Shooting Guard — Daylen Kountz (Fr.)

Kountz will be an unknown next year. As an incoming true freshman with a few players in front of him, how much he plays will likely fluctuate. Kountz will be one of the most offensively gifted players on the team the minute he steps on campus, and his left-handed, off-pace drives have a quirky way of creating space. He is pretty slight of frame, so he may have to bulk up before he plays, but his skill on offense and his length at the SG spot could be valuable.

Shooting Guard — Elijah Parquet (Fr.)

Parquet may end up being quite the steal. After choosing CU over Virginia Tech and a few other mid-major offers, he blew up his senior year. Parquet was District MVP in 6A Texas basketball, no small feat, and was his team’s main scoring option all season. Parquet will enter Boulder as more of a combo guard with huge defensive potential at 6’4. He loves the ball in his hands on offense and is more than comfortable creating off the bounce. He is even more unknown than Kountz at this point, but his ability to handle the ball will be needed to give McKinley Wright some rest.

Small Forward — Lazar Nikolic (So.)

Nikolic is the most interesting bench piece to me. As the season went on, he evolved into a great defender capable of switching 1-5. He also was a great secondary ball-handler and point forward who can be a valuable zone-buster creating in the high post. His stats weren’t flashy (his shot needs work), but his minutes increased because of how much he plugged different holes in the team. He was fourth on the team in defensive plus minus at 2.8 points, meaning he was 3 defensive points better than average. Lazar is a fantastic player off the bench because he fits into so many lineups because of his defensive versatility and unique offensive game. Going into next year, Nikolic really needs a consistent shot and a more confident drive. The few times that he did dribble to the basket, good things happened. It makes sense that he was apprehensive, he only got to Boulder in August of last year. More than anyone in this freshman class, he will get more comfortable playing college ball and settle into his role.

Power Forward — Lucas Siewert (Jr.)

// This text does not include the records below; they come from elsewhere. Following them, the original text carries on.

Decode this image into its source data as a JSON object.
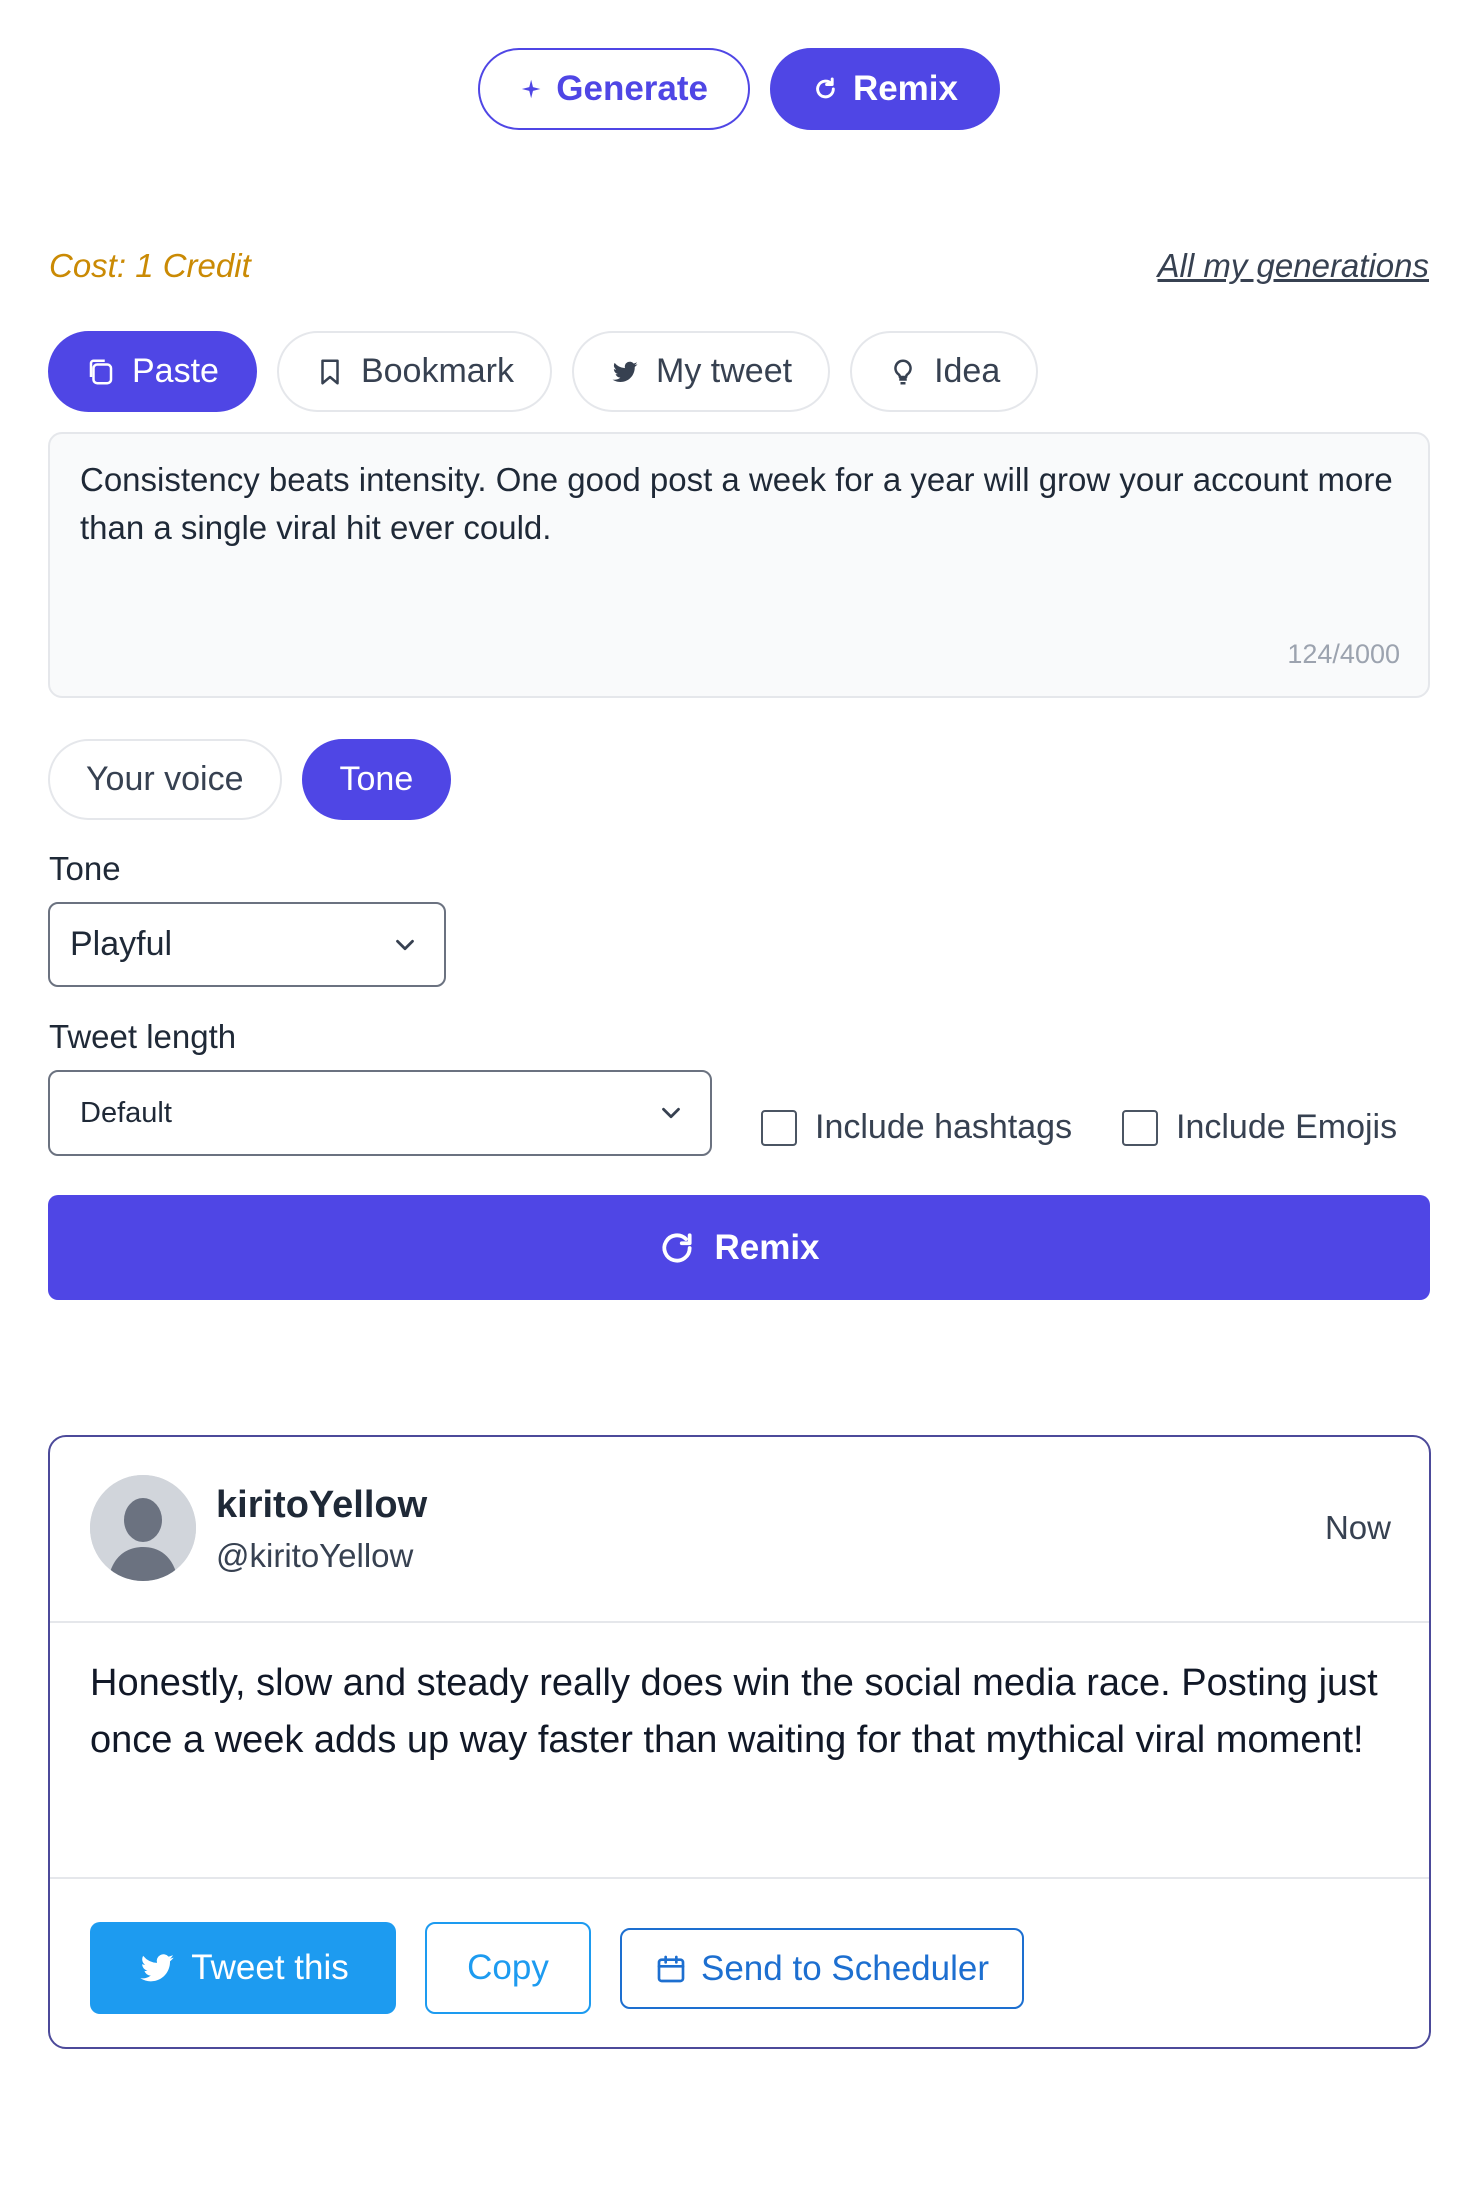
{
  "mode": {
    "generate_label": "Generate",
    "remix_label": "Remix"
  },
  "cost_label": "Cost: 1 Credit",
  "all_generations_label": "All my generations",
  "source_tabs": [
    {
      "label": "Paste",
      "icon": "copy-icon",
      "active": true
    },
    {
      "label": "Bookmark",
      "icon": "bookmark-icon",
      "active": false
    },
    {
      "label": "My tweet",
      "icon": "twitter-bird-icon",
      "active": false
    },
    {
      "label": "Idea",
      "icon": "lightbulb-icon",
      "active": false
    }
  ],
  "input": {
    "value": "Consistency beats intensity. One good post a week for a year will grow your account more than a single viral hit ever could.",
    "counter": "124/4000"
  },
  "style_tabs": [
    {
      "label": "Your voice",
      "active": false
    },
    {
      "label": "Tone",
      "active": true
    }
  ],
  "tone": {
    "label": "Tone",
    "selected": "Playful"
  },
  "length": {
    "label": "Tweet length",
    "selected": "Default"
  },
  "options": {
    "hashtags_label": "Include hashtags",
    "hashtags_checked": false,
    "emojis_label": "Include Emojis",
    "emojis_checked": false
  },
  "remix_button_label": "Remix",
  "tweet": {
    "username": "kiritoYellow",
    "handle": "@kiritoYellow",
    "time": "Now",
    "text": "Honestly, slow and steady really does win the social media race. Posting just once a week adds up way faster than waiting for that mythical viral moment!",
    "tweet_label": "Tweet this",
    "copy_label": "Copy",
    "scheduler_label": "Send to Scheduler"
  },
  "colors": {
    "accent": "#4f46e5",
    "twitter": "#1d9bf0",
    "cost": "#ca8a04"
  }
}
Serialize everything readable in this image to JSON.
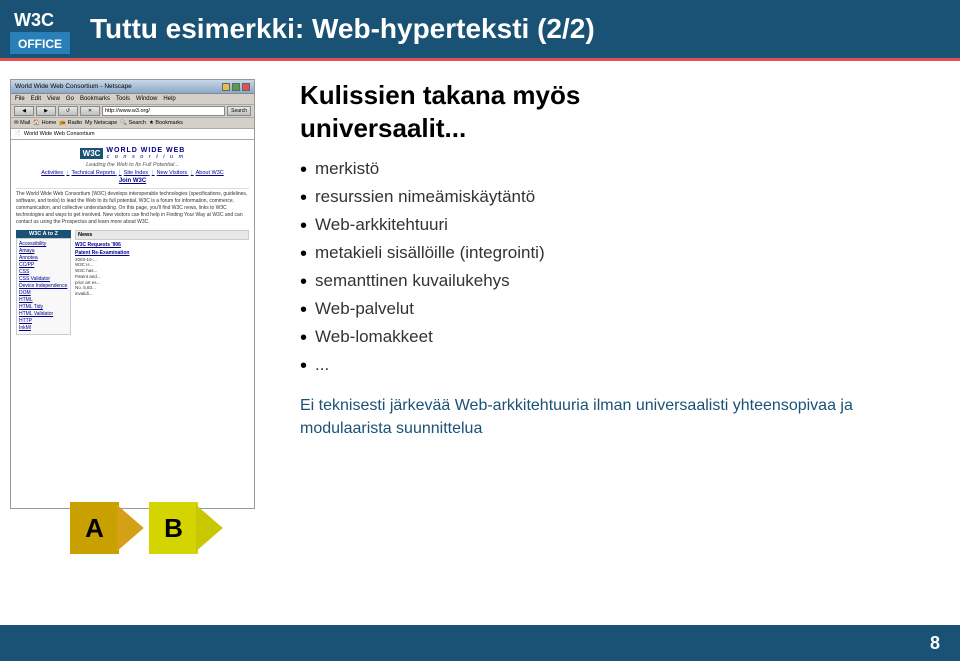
{
  "header": {
    "title": "Tuttu esimerkki: Web-hyperteksti (2/2)",
    "logo_text": "W3C",
    "logo_sub": "OFFICE"
  },
  "browser": {
    "titlebar": "World Wide Web Consortium - Netscape",
    "menu_items": [
      "File",
      "Edit",
      "View",
      "Go",
      "Bookmarks",
      "Tools",
      "Window",
      "Help"
    ],
    "url": "http://www.w3.org/",
    "search_label": "Search",
    "nav_icons": [
      "Mail",
      "Home",
      "Radio",
      "My Netscape",
      "Search",
      "Bookmarks"
    ],
    "location_label": "World Wide Web Consortium",
    "w3c_world": "WORLD WIDE WEB",
    "w3c_consortium": "c o n s o r t i u m",
    "tagline": "Leading the Web to Its Full Potential...",
    "nav_links": [
      "Activities",
      "Technical Reports",
      "Site Index",
      "New Visitors",
      "About W3C"
    ],
    "join": "Join W3C",
    "description": "The World Wide Web Consortium (W3C) develops interoperable technologies (specifications, guidelines, software, and tools) to lead the Web to its full potential. W3C is a forum for information, commerce, communication, and collective understanding. On this page, you'll find W3C news, links to W3C technologies and ways to get involved. New visitors can find help in Finding Your Way at W3C and can contact us using the Prospectus and learn more about W3C.",
    "sidebar_title": "W3C A to Z",
    "sidebar_links": [
      "Accessibility",
      "Amaya",
      "Annotea",
      "CC/PP",
      "CSS",
      "CSS Validator",
      "Device Independence",
      "DOM",
      "HTML",
      "HTML Tidy",
      "HTML Validator",
      "HTTP",
      "InkMl"
    ],
    "news_title": "News",
    "news_item1": "W3C Requests '906",
    "news_item2": "Patent Re-Examination",
    "news_date": "2003-10-...",
    "news_text1": "W3C H...",
    "news_text2": "W3C has...",
    "news_text3": "Patent and...",
    "news_text4": "prior art es...",
    "news_text5": "No. 5,83...",
    "news_text6": "invalidi..."
  },
  "arrows": {
    "label_a": "A",
    "label_b": "B"
  },
  "content": {
    "heading_line1": "Kulissien takana myös",
    "heading_line2": "universaalit...",
    "bullets": [
      "merkistö",
      "resurssien nimeämiskäytäntö",
      "Web-arkkitehtuuri",
      "metakieli sisällöille (integrointi)",
      "semanttinen kuvailukehys",
      "Web-palvelut",
      "Web-lomakkeet",
      "..."
    ],
    "bottom_text": "Ei teknisesti järkevää Web-arkkitehtuuria ilman universaalisti yhteensopivaa ja modulaarista suunnittelua"
  },
  "footer": {
    "page_number": "8"
  }
}
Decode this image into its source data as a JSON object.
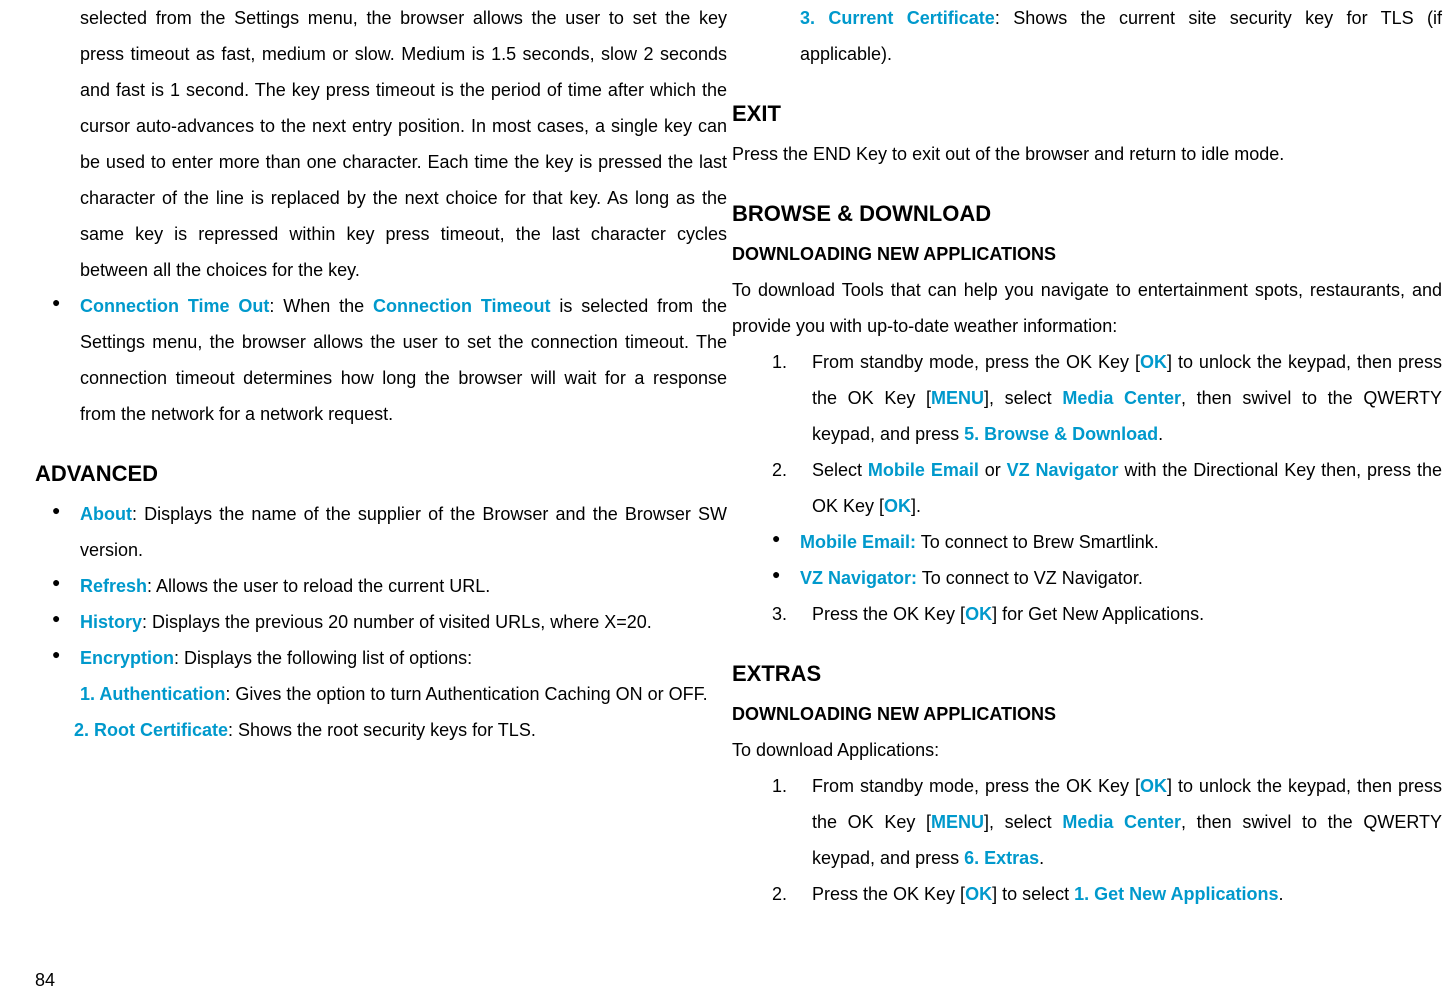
{
  "left_column": {
    "top_paragraph": "selected from the Settings menu, the browser allows the user to set the key press timeout as fast, medium or slow. Medium is 1.5 seconds, slow 2 seconds and fast is 1 second. The key press timeout is the period of time after which the cursor auto-advances to the next entry position. In most cases, a single key can be used to enter more than one character. Each time the key is pressed the last character of the line is replaced by the next choice for that key. As long as the same key is repressed within key press timeout, the last character cycles between all the choices for the key.",
    "connection_bullet": {
      "label": "Connection Time Out",
      "text1": ": When the ",
      "label2": "Connection Timeout",
      "text2": " is selected from the Settings menu, the browser allows the user to set the connection timeout. The connection timeout determines how long the browser will wait for a response from the network for a network request."
    },
    "advanced_heading": "ADVANCED",
    "advanced_items": {
      "about": {
        "label": "About",
        "text": ": Displays the name of the supplier of the Browser and the Browser SW version."
      },
      "refresh": {
        "label": "Refresh",
        "text": ": Allows the user to reload the current URL."
      },
      "history": {
        "label": "History",
        "text": ": Displays the previous 20 number of visited URLs, where X=20."
      },
      "encryption": {
        "label": "Encryption",
        "text": ": Displays the following list of options:",
        "sub1": {
          "label": "1. Authentication",
          "text": ": Gives the option to turn Authentication Caching ON or OFF."
        },
        "sub2": {
          "label": "2. Root Certificate",
          "text": ": Shows the root security keys for TLS."
        }
      }
    }
  },
  "right_column": {
    "cert3": {
      "label": "3. Current Certificate",
      "text": ": Shows the current site security key for TLS (if applicable)."
    },
    "exit_heading": "EXIT",
    "exit_text": "Press the END Key to exit out of the browser and return to idle mode.",
    "browse_heading": "BROWSE & DOWNLOAD",
    "browse_sub": "DOWNLOADING NEW APPLICATIONS",
    "browse_intro": "To download Tools that can help you navigate to entertainment spots, restaurants, and provide you with up-to-date weather information:",
    "browse_step1": {
      "num": "1.",
      "t1": "From standby mode, press the OK Key [",
      "ok1": "OK",
      "t2": "] to unlock the keypad, then press the OK Key [",
      "menu": "MENU",
      "t3": "], select ",
      "mc": "Media Center",
      "t4": ", then swivel to the QWERTY keypad, and press ",
      "bd": "5. Browse & Download",
      "t5": "."
    },
    "browse_step2": {
      "num": "2.",
      "t1": "Select ",
      "me": "Mobile Email",
      "t2": " or ",
      "vz": "VZ Navigator",
      "t3": " with the Directional Key then, press the OK Key [",
      "ok": "OK",
      "t4": "]."
    },
    "browse_bullet1": {
      "label": "Mobile Email:",
      "text": " To connect to Brew Smartlink."
    },
    "browse_bullet2": {
      "label": "VZ Navigator:",
      "text": " To connect to VZ Navigator."
    },
    "browse_step3": {
      "num": "3.",
      "t1": "Press the OK Key [",
      "ok": "OK",
      "t2": "] for Get New Applications."
    },
    "extras_heading": "EXTRAS",
    "extras_sub": "DOWNLOADING NEW APPLICATIONS",
    "extras_intro": "To download Applications:",
    "extras_step1": {
      "num": "1.",
      "t1": "From standby mode, press the OK Key [",
      "ok1": "OK",
      "t2": "] to unlock the keypad, then press the OK Key [",
      "menu": "MENU",
      "t3": "], select ",
      "mc": "Media Center",
      "t4": ", then swivel to the QWERTY keypad, and press  ",
      "ex": "6. Extras",
      "t5": "."
    },
    "extras_step2": {
      "num": "2.",
      "t1": "Press the OK Key [",
      "ok": "OK",
      "t2": "] to select ",
      "gna": "1. Get New Applications",
      "t3": "."
    }
  },
  "page_number": "84"
}
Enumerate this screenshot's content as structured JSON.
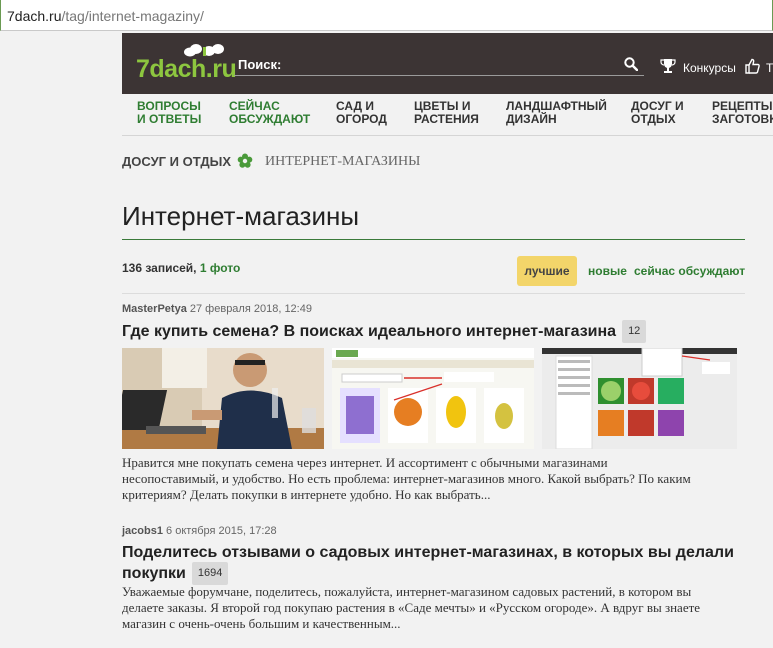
{
  "browser": {
    "url_domain": "7dach.ru",
    "url_path": "/tag/internet-magaziny/"
  },
  "header": {
    "logo_text": "7dach",
    "logo_domain": ".ru",
    "search_label": "Поиск:",
    "contests_label": "Конкурсы",
    "cut_label": "Т"
  },
  "nav": {
    "items": [
      {
        "line1": "ВОПРОСЫ",
        "line2": "И ОТВЕТЫ"
      },
      {
        "line1": "СЕЙЧАС",
        "line2": "ОБСУЖДАЮТ"
      },
      {
        "line1": "САД И",
        "line2": "ОГОРОД"
      },
      {
        "line1": "ЦВЕТЫ И",
        "line2": "РАСТЕНИЯ"
      },
      {
        "line1": "ЛАНДШАФТНЫЙ",
        "line2": "ДИЗАЙН"
      },
      {
        "line1": "ДОСУГ И",
        "line2": "ОТДЫХ"
      },
      {
        "line1": "РЕЦЕПТЫ И",
        "line2": "ЗАГОТОВКИ"
      }
    ]
  },
  "breadcrumb": {
    "parent": "ДОСУГ И ОТДЫХ",
    "current": "ИНТЕРНЕТ-МАГАЗИНЫ"
  },
  "page": {
    "title": "Интернет-магазины",
    "records": "136 записей,",
    "photos": "1 фото"
  },
  "sort": {
    "best": "лучшие",
    "new": "новые",
    "hot": "сейчас обсуждают"
  },
  "posts": [
    {
      "author": "MasterPetya",
      "date": "27 февраля 2018, 12:49",
      "title": "Где купить семена? В поисках идеального интернет-магазина",
      "count": "12",
      "excerpt_1": "Нравится мне покупать семена через интернет. И ассортимент с обычными магазинами",
      "excerpt_2": "несопоставимый, и удобство. Но есть проблема: интернет-магазинов много. Какой выбрать? По каким",
      "excerpt_3": "критериям? Делать покупки в интернете удобно. Но как выбрать..."
    },
    {
      "author": "jacobs1",
      "date": "6 октября 2015, 17:28",
      "title_1": "Поделитесь отзывами о садовых интернет-магазинах, в которых вы делали",
      "title_2": "покупки",
      "count": "1694",
      "excerpt_1": "Уважаемые форумчане, поделитесь, пожалуйста, интернет-магазином садовых растений, в котором вы",
      "excerpt_2": "делаете заказы. Я второй год покупаю растения в «Саде мечты» и «Русском огороде». А вдруг вы знаете",
      "excerpt_3": "магазин с очень-очень большим и качественным..."
    }
  ],
  "colors": {
    "header_bg": "#3c3434",
    "accent_green": "#2f7d32",
    "logo_green": "#8dc63f",
    "best_button": "#f3d56a"
  }
}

I am so happy that Siewert turned on the jets at the end of last season. I have been all in on him since the Oregon game in 2016, and after making me worried for a bit there in the middle, he became an elite offensive weapon at the end of the season. His efficiency is ridiculous, and then you add in the fact that 6’10 and can rebound pretty well, and you are salivating for his potential. He shot a SCORCHING 47% from three during conference play, and that is on a healthy 38 attempts (Collier shooting 48% on 60 attempts is also ridiculous). But the three ball was always there for him. His game opened up when he figured out he could score inside the arc as well. As long as he is not a defensive liability for the team in 2018-19, he will earn 20+ minutes a night. He is just too good on offense.

Center (?) — Evan Battey (Fr.)

There’s not much to say about Battey, who is still awaiting test results that determine if he can play basketball again after suffering a health scare in December. While it will be good news for the team if and when he’s cleared, it would be even better news for a great kid who can’t wait to get back out there and play. If Battey can jump in and play as a redshirt freshman, he will be huge boost to this team. Evan is a unique offensive weapon who can shoot, pass, drive, and post up competently. His big frame also lends him his fair share of rebounds. While he is an unknown at the college level, the reports coming out of practice say that if Battey is allowed to play ball, he will earn a lot of minutes.

Mystery Player

This spot is reserved for whoever Tad Boyle gives the last open scholarship to. Conventional wisdom suggests that an instant impact player is needed here, and I tend to think that another point guard is a bigger need than another big man. It’s impossible to replace McKinley when he takes a rare break, but another offensive initiator is needed so Tad can try to avoid those scoreless runs that can get a bit too long. There are plenty of talented transfers out there, but my bet is that Tad goes international or the high school route.